Ultimate Vocal Mixing Guide | Part 1
Mixing professional sounding vocals can be hard. From knowing where to start, how to EQ harsh vocals, what FX to use and which compressor is the right one!
Over the next few weeks we're going to be breaking down the process into 3 easy to digest chunks, each with it's own clear video showing you a step by step guide to for getting that vocals to sit in your mix. Here's what's in store:
1 - Prepping your vocals for mixing | How To EQ Harsh Vocals & How To De-es a vocal.
2 - How to Compress Vocals | How & When to use automation
3 - How to add FX to your vocals | Using Reverb On Vocals | Vocal Delays & Throws
So.. let's dig in!
Preparing Your Vocal For Mixing
1.Label & Arrange your tracks
Organisation is key. I like to use the same labelling, colouring and grouping style wherever possible.
2. Roughly set volumes using faders or clip gain.
Before we even think about EQ or compression, set the basic levels and panning using the faders or clip gains. As a rule of thumb I keep my main vocal (and double) in the middle, then pan the harmonies either side of it.
3. Delete any unnecessary breaths and noises.
If you have numerous layers of vocals, the sound of 4+ breaths can be intense. Try deleting the breaths out of everything apart from the main vocal. I like to leave these in as it feels more natural.
4. Colour code for speed
It's worth having a system that you stick to. The same goes for the rest of your channels also.
5. Group your vocals
By grouping your vocals together we're able to process all the vocals at once as well as easily being able to solo, mute or turn them all up / down - HANDY!
(A well organised session can save you so much time when you start mixing - be organised!)
BASIC EQ CHOICES
When EQ'ing a vocal, it's easy to go overboard, do the wrong thing and create an unwanted outcome. Here's my list of go-to tips on what to look out for and how to start:
- High Pass - Remove any unwanted low end noise. This can be rumble, the sound of a foot hitting a mic stand, sub frequencies in the vocal and general noise.
2. Look for any stand frequencies and resonances. It's worth sweeping the EQ with a tight Q & High gain to reveal these. Once you've found the frequency you dislike you can reverse the gain to remove that annoyance.
Something like this EQ cheat sheet can be really useful for getting started. Be warned though, the frequencies won't always match up, see it more as a great starting point for where to head.
How To Eq Harsh Vocals
When dealing with harsh vocals, I find a multistage approach is the best way to go. Not only are we looking to deal with 'esses' (The noise from words with strong T's & S's), we could also have lots of constant top end information, distortion and resonant frequency peaks. Some of this distortion could come from overloading the signal (too loud), the wrong microphone for the singer or distorting the diaphragm in the mic. Here's what I'd do:
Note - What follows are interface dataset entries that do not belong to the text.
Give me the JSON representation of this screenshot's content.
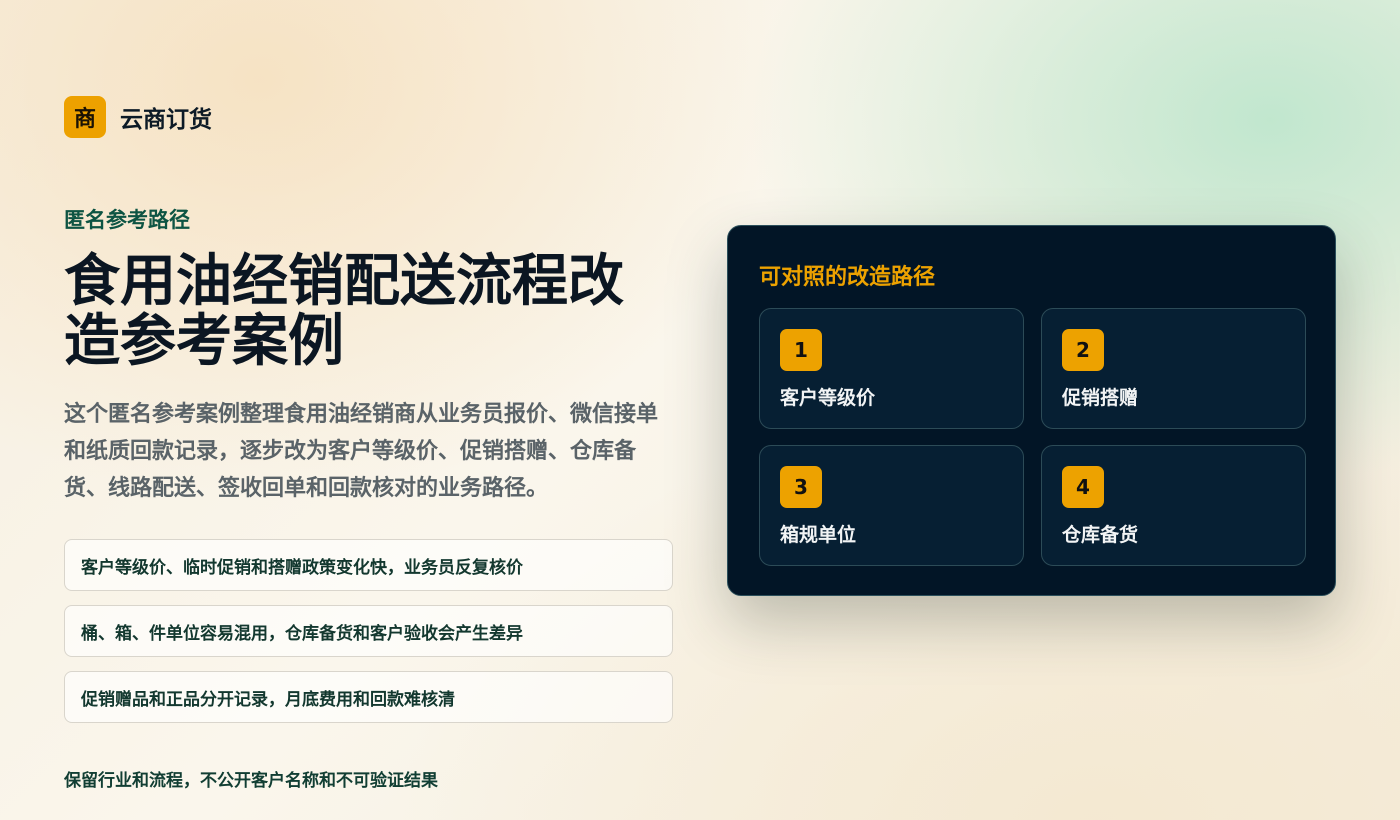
{
  "brand": {
    "logo_char": "商",
    "name": "云商订货"
  },
  "hero": {
    "eyebrow": "匿名参考路径",
    "title": "食用油经销配送流程改造参考案例",
    "description": "这个匿名参考案例整理食用油经销商从业务员报价、微信接单和纸质回款记录，逐步改为客户等级价、促销搭赠、仓库备货、线路配送、签收回单和回款核对的业务路径。"
  },
  "pain_points": [
    "客户等级价、临时促销和搭赠政策变化快，业务员反复核价",
    "桶、箱、件单位容易混用，仓库备货和客户验收会产生差异",
    "促销赠品和正品分开记录，月底费用和回款难核清"
  ],
  "footnote": "保留行业和流程，不公开客户名称和不可验证结果",
  "path_card": {
    "title": "可对照的改造路径",
    "steps": [
      {
        "num": "1",
        "label": "客户等级价"
      },
      {
        "num": "2",
        "label": "促销搭赠"
      },
      {
        "num": "3",
        "label": "箱规单位"
      },
      {
        "num": "4",
        "label": "仓库备货"
      }
    ]
  },
  "colors": {
    "accent": "#eda200",
    "card_bg": "#021526",
    "heading": "#0b1622",
    "eyebrow": "#0d5443"
  }
}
I'll be looking in the top end frequencies for any obvious resonant peaks. By using the above technique we can sweep through the sound and see there are any easy wins. Remember to use a tighht Q setting so we don't lose too much information.
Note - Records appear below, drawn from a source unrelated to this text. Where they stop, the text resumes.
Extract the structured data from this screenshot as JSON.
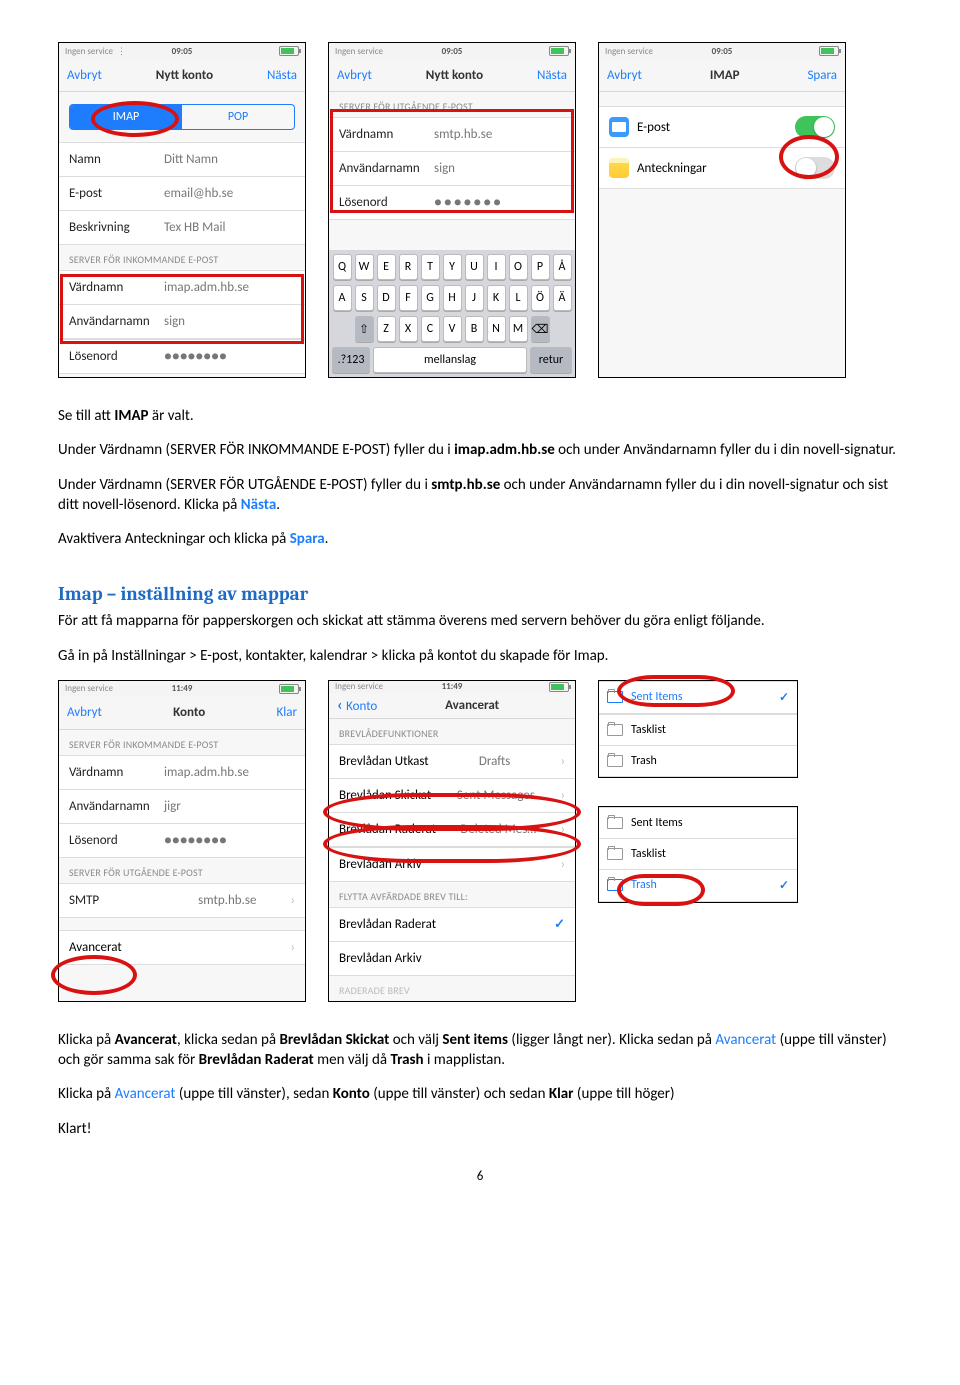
{
  "status": {
    "carrier": "Ingen service",
    "time1": "09:05",
    "time2": "11:49"
  },
  "nav": {
    "avbryt": "Avbryt",
    "nasta": "Nästa",
    "spara": "Spara",
    "klar": "Klar",
    "nyttkonto": "Nytt konto",
    "imap": "IMAP",
    "konto": "Konto",
    "avancerat": "Avancerat"
  },
  "seg": {
    "imap": "IMAP",
    "pop": "POP"
  },
  "labels": {
    "namn": "Namn",
    "epost": "E-post",
    "beskr": "Beskrivning",
    "vardnamn": "Värdnamn",
    "anvandarnamn": "Användarnamn",
    "losenord": "Lösenord",
    "smtp": "SMTP",
    "avancerat": "Avancerat",
    "epost_item": "E-post",
    "anteck": "Anteckningar"
  },
  "values": {
    "namn": "Ditt Namn",
    "epost": "email@hb.se",
    "beskr": "Tex HB Mail",
    "inhost": "imap.adm.hb.se",
    "outhost": "smtp.hb.se",
    "user": "sign",
    "user2": "jigr",
    "pwd": "●●●●●●●●",
    "smtpval": "smtp.hb.se"
  },
  "sections": {
    "inkommande": "SERVER FÖR INKOMMANDE E-POST",
    "utgaende": "SERVER FÖR UTGÅENDE E-POST",
    "brevlade": "BREVLÅDEFUNKTIONER",
    "flytta": "FLYTTA AVFÄRDADE BREV TILL:",
    "raderade": "RADERADE BREV"
  },
  "adv": {
    "utkast": "Brevlådan Utkast",
    "utkast_v": "Drafts",
    "skickat": "Brevlådan Skickat",
    "skickat_v": "Sent Messages",
    "raderat": "Brevlådan Raderat",
    "raderat_v": "Deleted Mes…",
    "arkiv": "Brevlådan Arkiv"
  },
  "folders": {
    "sent": "Sent Items",
    "tasklist": "Tasklist",
    "trash": "Trash"
  },
  "keyboard": {
    "r1": [
      "Q",
      "W",
      "E",
      "R",
      "T",
      "Y",
      "U",
      "I",
      "O",
      "P",
      "Å"
    ],
    "r2": [
      "A",
      "S",
      "D",
      "F",
      "G",
      "H",
      "J",
      "K",
      "L",
      "Ö",
      "Ä"
    ],
    "r3": [
      "Z",
      "X",
      "C",
      "V",
      "B",
      "N",
      "M"
    ],
    "shift": "⇧",
    "bksp": "⌫",
    "num": ".?123",
    "space": "mellanslag",
    "ret": "retur"
  },
  "text": {
    "p1a": "Se till att ",
    "p1b": "IMAP",
    "p1c": " är valt.",
    "p2a": "Under Värdnamn (SERVER FÖR INKOMMANDE E-POST) fyller du i ",
    "p2b": "imap.adm.hb.se",
    "p2c": " och under Användarnamn fyller du i din novell-signatur.",
    "p3a": "Under Värdnamn (SERVER FÖR UTGÅENDE E-POST) fyller du i ",
    "p3b": "smtp.hb.se",
    "p3c": " och under Användarnamn fyller du i din novell-signatur och sist ditt novell-lösenord. Klicka på ",
    "p3d": "Nästa",
    "p3e": ".",
    "p4a": "Avaktivera Anteckningar och klicka på ",
    "p4b": "Spara",
    "p4c": ".",
    "h2": "Imap – inställning av mappar",
    "p5": "För att få mapparna för papperskorgen och skickat att stämma överens med servern behöver du göra enligt följande.",
    "p6": "Gå in på Inställningar > E-post, kontakter, kalendrar > klicka på kontot du skapade för Imap.",
    "p7a": "Klicka på ",
    "p7b": "Avancerat",
    "p7c": ", klicka sedan på ",
    "p7d": "Brevlådan Skickat",
    "p7e": " och välj ",
    "p7f": "Sent items",
    "p7g": " (ligger långt ner). Klicka sedan på ",
    "p7h": "Avancerat",
    "p7i": " (uppe till vänster) och gör samma sak för ",
    "p7j": "Brevlådan Raderat",
    "p7k": " men välj då ",
    "p7l": "Trash",
    "p7m": " i mapplistan.",
    "p8a": "Klicka på ",
    "p8b": "Avancerat",
    "p8c": " (uppe till vänster), sedan ",
    "p8d": "Konto",
    "p8e": " (uppe till vänster) och sedan ",
    "p8f": "Klar",
    "p8g": " (uppe till höger)",
    "p9": "Klart!",
    "pagenum": "6"
  }
}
The 4.5Khz - 8Khz region is often known for it's harshness so that's a good starting point.
DE-ESSING HARSH VOCALS
A de-esser is basically a multiband compressor / dynamic EQ. Its job is to target top end or harsh frequencies. Every time a sound plays, if the frequency it targets goes above a certain threshold, the de-esser will turn down this band by an amount that has been set. This is commonly used with turning down those harsh notes and words known as 'Sibilance'.
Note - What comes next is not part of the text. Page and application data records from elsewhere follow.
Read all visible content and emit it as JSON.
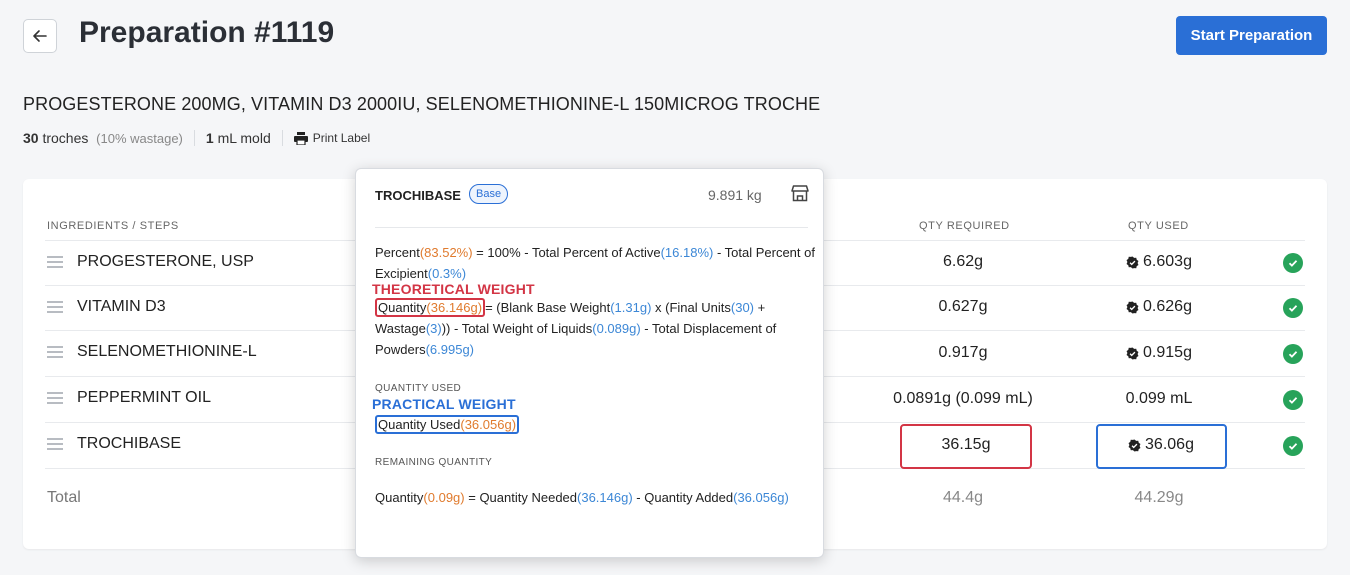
{
  "header": {
    "title": "Preparation #1119",
    "start_label": "Start Preparation"
  },
  "product": {
    "name": "PROGESTERONE 200MG, VITAMIN D3 2000IU, SELENOMETHIONINE-L 150MICROG TROCHE",
    "count": "30",
    "unit": "troches",
    "wastage": "(10% wastage)",
    "mold_value": "1",
    "mold_unit": "mL mold",
    "print_label": "Print Label"
  },
  "table": {
    "col_ingredients": "INGREDIENTS / STEPS",
    "col_qty_required": "QTY REQUIRED",
    "col_qty_used": "QTY USED",
    "rows": [
      {
        "name": "PROGESTERONE, USP",
        "required": "6.62g",
        "used": "6.603g",
        "verified": true
      },
      {
        "name": "VITAMIN D3",
        "required": "0.627g",
        "used": "0.626g",
        "verified": true
      },
      {
        "name": "SELENOMETHIONINE-L",
        "required": "0.917g",
        "used": "0.915g",
        "verified": true
      },
      {
        "name": "PEPPERMINT OIL",
        "required": "0.0891g (0.099 mL)",
        "used": "0.099 mL",
        "verified": false
      },
      {
        "name": "TROCHIBASE",
        "required": "36.15g",
        "used": "36.06g",
        "verified": true
      }
    ],
    "total_label": "Total",
    "total_required": "44.4g",
    "total_used": "44.29g"
  },
  "popover": {
    "title": "TROCHIBASE",
    "badge": "Base",
    "stock": "9.891 kg",
    "percent_label": "Percent",
    "percent_value": "(83.52%)",
    "percent_mid": " = 100% - Total Percent of Active",
    "active_value": "(16.18%)",
    "percent_tail": " - Total Percent of Excipient",
    "excipient_value": "(0.3%)",
    "theoretical_annotation": "THEORETICAL WEIGHT",
    "qty_label": "Quantity",
    "qty_value": "(36.146g)",
    "qty_mid": "= (Blank Base Weight",
    "blank_value": "(1.31g)",
    "qty_mid2": " x (Final Units",
    "units_value": "(30)",
    "qty_mid3": " + Wastage",
    "wastage_value": "(3)",
    "qty_mid4": ")) - Total Weight of Liquids",
    "liquids_value": "(0.089g)",
    "qty_mid5": " - Total Displacement of Powders",
    "powders_value": "(6.995g)",
    "qty_used_section": "QUANTITY USED",
    "practical_annotation": "PRACTICAL WEIGHT",
    "qty_used_label": "Quantity Used",
    "qty_used_value": "(36.056g)",
    "remaining_section": "REMAINING QUANTITY",
    "rem_label": "Quantity",
    "rem_value": "(0.09g)",
    "rem_mid": " = Quantity Needed",
    "rem_needed": "(36.146g)",
    "rem_mid2": " - Quantity Added",
    "rem_added": "(36.056g)"
  },
  "colors": {
    "primary": "#2a6fd6",
    "success": "#27a35a",
    "orange": "#e07b2e",
    "highlight_red": "#d33545"
  }
}
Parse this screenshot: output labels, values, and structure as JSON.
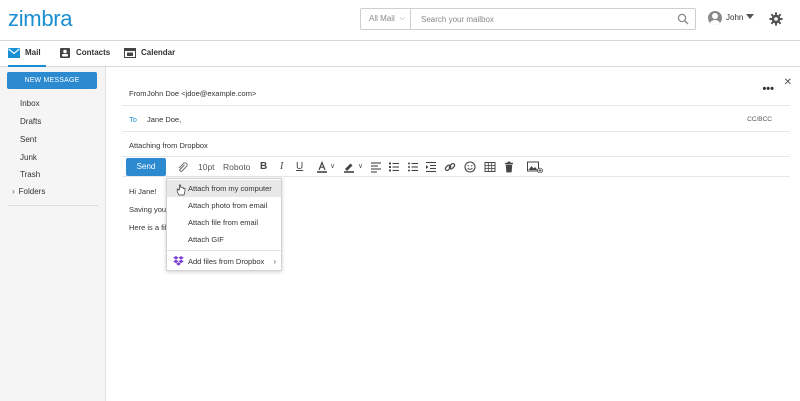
{
  "app": {
    "logo": "zimbra",
    "brand_color": "#1a8fd1",
    "accent_color": "#2c8ad1"
  },
  "header": {
    "search_scope": "All Mail",
    "search_placeholder": "Search your mailbox",
    "user_name": "John"
  },
  "tabs": [
    {
      "label": "Mail",
      "icon": "envelope-icon"
    },
    {
      "label": "Contacts",
      "icon": "contacts-icon"
    },
    {
      "label": "Calendar",
      "icon": "calendar-icon"
    }
  ],
  "sidebar": {
    "new_message": "NEW MESSAGE",
    "folders": [
      "Inbox",
      "Drafts",
      "Sent",
      "Junk",
      "Trash"
    ],
    "folders_group": "Folders"
  },
  "compose": {
    "from_label": "From",
    "from_value": "John Doe <jdoe@example.com>",
    "to_label": "To",
    "to_value": "Jane Doe,",
    "ccbcc": "CC/BCC",
    "subject": "Attaching from Dropbox",
    "send": "Send",
    "font_size": "10pt",
    "font_family": "Roboto",
    "body_lines": [
      "Hi Jane!",
      "Saving your",
      "Here is a file"
    ]
  },
  "attach_menu": {
    "items": [
      "Attach from my computer",
      "Attach photo from email",
      "Attach file from email",
      "Attach GIF"
    ],
    "dropbox": "Add files from Dropbox"
  }
}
Tip: Be careful not to remove too many dB's with the de-esser as the vocals can sound strange giving the impression of a lisp.
Fancy learning more?! Check out our other vocal production tips & tricks.
DYNAMIC EQ / MULTIBAND COMPRESSION
In a similar fashion to the de-esser, a multiband compressor can offer great assistance with controlling harsh frequencies. In the example below, I've set the band to be focusing on the 3-10Khz range. The benefit of this over a de-esser is the level of control it offers. I can set the release time to work in tandem with the tempo of the song, or the speed of the vocal. I'm also able to control the attack time to fit the song.
Similar to a De-Esser - The Multiband reacts to certain frequencies that pass above the 'threshold'.
So, we've learnt how to EQ harsh vocals, how a De-Esser or Muiltiband could be of assistance but we still need more. A great place to look is the humble tape machine plugin. The great thing about these are their ability to mimic the characteristics of old tape machines.
The natural characteristics are the control of transients, a soft high frequency roll off and controlled amounts of saturation. All of these things can be incredibly useful for control harsh vocals.
Tip: Try testing out the different tape types, speeds and bias - Lower tape speeds usually promote a smoother top end, rolling off a little and promoting weight.
Why not get creative with your amazing vocals and learn how to create pads from vocal samples.